On Fixing our Eyes on the Prize
[Wis.11:22-12:2; 2Thess.1:11-2:2; Lk.19:1-10]
St Martin de Porres (1579-1639) really should have vanished without trace long ago. In the eyes of the world he was a nobody, and that’s how he was treated: he was ridiculed, abused and excluded. Why? Because he was poor and black.
Yet, here we are today, four centuries later, celebrating his life on his feast day in a church that proudly bears his name.
Why do we celebrate this son of a former slave who was born so far away in Lima, Peru? It’s because he has something remarkable to teach us. St Martin’s relationship with God so transformed his broken life that he went on to transform the lives of countless others.
St Martin’s father abandoned him in his infancy because of his colour, leaving him to live in poverty with his mother and sister. He often went hungry, he only had two years of schooling and he was regularly bullied in the streets.
When he was 12 he was apprenticed to a barber who taught him the basics of medicine and healing, as barbers did back then. And at 15 he joined the Dominicans as a servant boy, but his training was ignored. He spent most of his time cleaning and laboring in the kitchen and in the fields. He never complained, though. He was always patient and cheerful.
Eventually his gifts were recognized, however. At 24 he was invited to become a Dominican brother, and 10 years later he was given responsibility for the monastery’s infirmary where he worked for the rest of his life, healing the sick and helping the poor. He helped everyone, regardless of their race or social status. It made no difference whether they were archbishops, monks or slaves.
St Martin went on to do remarkable things: fundraising, feeding and sheltering hundreds of people and animals, planting orchards, teaching people how to farm and establishing a school and an orphanage for street children that are still operating today.
In today’s Gospel, Luke gives us the story of Zacchaeus, the unpopular tax collector.

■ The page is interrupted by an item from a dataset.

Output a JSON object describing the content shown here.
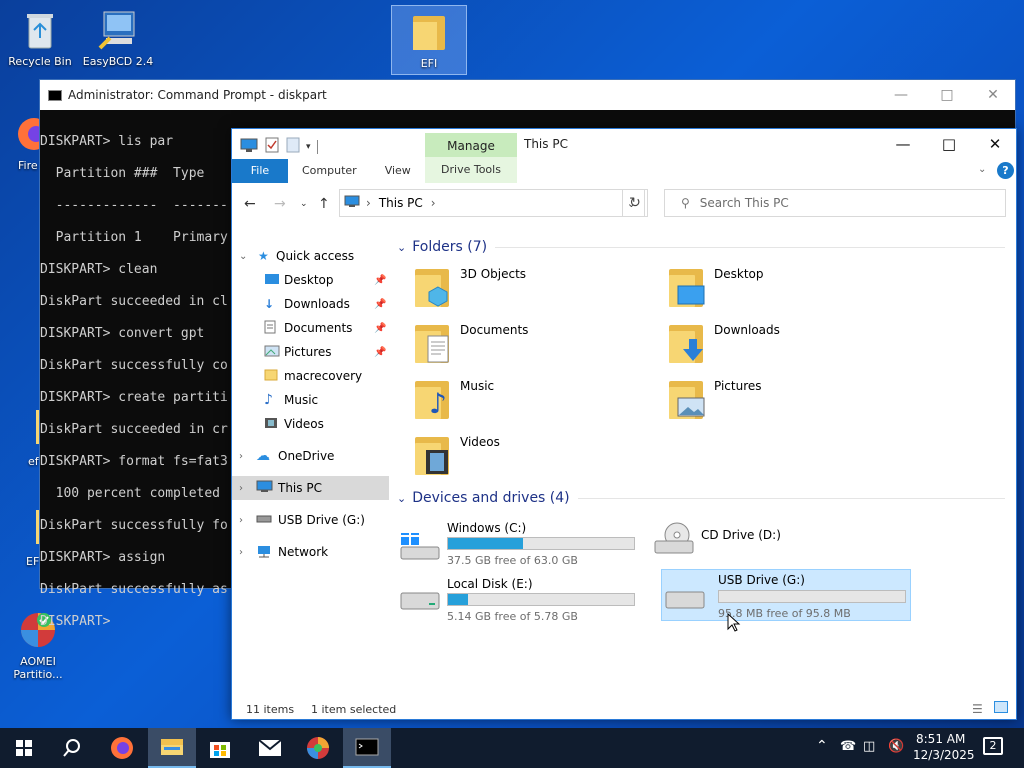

Unlike Martin, Zacchaeus was rich, but like Martin he was rejected by his own community.
St Martin and Zacchaeus also shared something else: both kept their eyes firmly fixed on Jesus (Heb.3:1; 12:2). St Martin did this by spending his nights in prayer and contemplation before a Crucifix. Zacchaeus did this by climbing a tree to get a clearer view of Jesus as he passed through Jericho.
By firmly fixing their eyes on Jesus, both men found their lives transformed. St Martin found himself filled with the power of the Holy Spirit, and able to perform miracles (Acts 1:8); while Zacchaeus found joy, acceptance and forgiveness, and a brand new way of life (Ps.16:11).

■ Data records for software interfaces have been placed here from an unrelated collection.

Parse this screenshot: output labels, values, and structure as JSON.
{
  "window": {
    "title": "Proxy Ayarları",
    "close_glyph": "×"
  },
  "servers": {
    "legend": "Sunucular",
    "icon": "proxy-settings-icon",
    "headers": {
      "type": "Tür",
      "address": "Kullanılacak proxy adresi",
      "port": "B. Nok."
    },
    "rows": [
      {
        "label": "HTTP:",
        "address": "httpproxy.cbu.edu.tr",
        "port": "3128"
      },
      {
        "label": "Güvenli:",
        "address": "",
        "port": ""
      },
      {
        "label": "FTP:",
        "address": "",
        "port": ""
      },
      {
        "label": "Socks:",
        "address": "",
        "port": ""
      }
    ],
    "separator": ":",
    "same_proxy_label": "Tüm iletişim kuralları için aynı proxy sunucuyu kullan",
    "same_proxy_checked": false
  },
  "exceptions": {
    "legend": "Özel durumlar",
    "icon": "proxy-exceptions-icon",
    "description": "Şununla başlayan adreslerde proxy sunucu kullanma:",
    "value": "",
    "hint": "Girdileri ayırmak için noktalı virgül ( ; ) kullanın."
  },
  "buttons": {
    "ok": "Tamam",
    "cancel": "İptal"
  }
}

The message for us today is that as long as we keep our eyes firmly fixed on Jesus, then we’ll find ourselves living happy, meaningful and purposeful lives, even in the most difficult of circumstances.
We see this in Matthew’s Gospel, when the disciples cross the Sea of Galilee during a storm one night. Peter discovers that as long as he keeps his eyes firmly focussed on Jesus, he can actually walk on water. But as soon as he’s distracted, he starts sinking (Mt.14:22-32).

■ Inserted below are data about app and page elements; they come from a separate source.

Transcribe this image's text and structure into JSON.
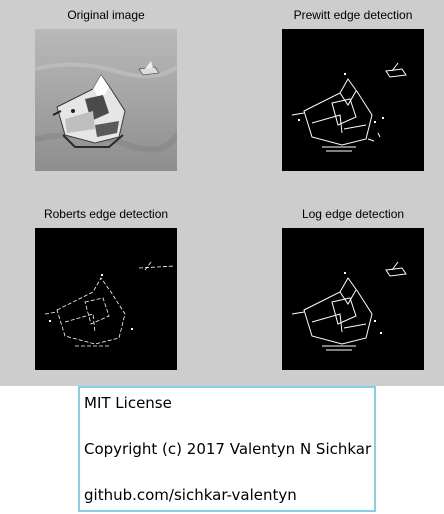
{
  "figure": {
    "panels": [
      {
        "title": "Original image",
        "kind": "grayscale"
      },
      {
        "title": "Prewitt edge detection",
        "kind": "edges"
      },
      {
        "title": "Roberts edge detection",
        "kind": "edges"
      },
      {
        "title": "Log edge detection",
        "kind": "edges"
      }
    ]
  },
  "license": {
    "line1": "MIT License",
    "line2": "Copyright (c) 2017 Valentyn N Sichkar",
    "line3": "github.com/sichkar-valentyn"
  },
  "colors": {
    "figure_bg": "#cdcdcd",
    "edge_bg": "#000000",
    "edge_fg": "#ffffff",
    "border": "#87cfe6"
  }
}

That’s the risk we face. There are so many temptations and distractions out there. When we turn away from Jesus and focus instead on our grudges or illusions or worldly obsessions, then we’ll find ourselves troubled and even overwhelmed.
Archbishop Fulton Sheen used to talk about the red lamp near the tabernacle in our churches that signals the presence of Our Lord (Jn.8:12). When we’re near the light, he said, we bask in its glow and we enjoy its comforting warmth. But if we walk away from that light, the shadows grow longer and the darkness grows.
And so it is with us. When we lose a sense of God’s presence, or when we refuse to acknowledge his existence, the shadows lengthen, the darkness envelops us, and the storms become more terrifying.
God didn’t want St Martin to vanish because he has something important to teach every generation: that God’s grace can transform our deepest sorrows into the greatest love and happiness, as long as we keep our eyes firmly fixed on Jesus.
As St. Augustine put it, ‘In my deepest wound, I saw your glory and it dazzled me’.
St Martin de Porres kept his eyes firmly fixed on the only prize that really matters in this life (Phil.3:13-14).
We must do the same.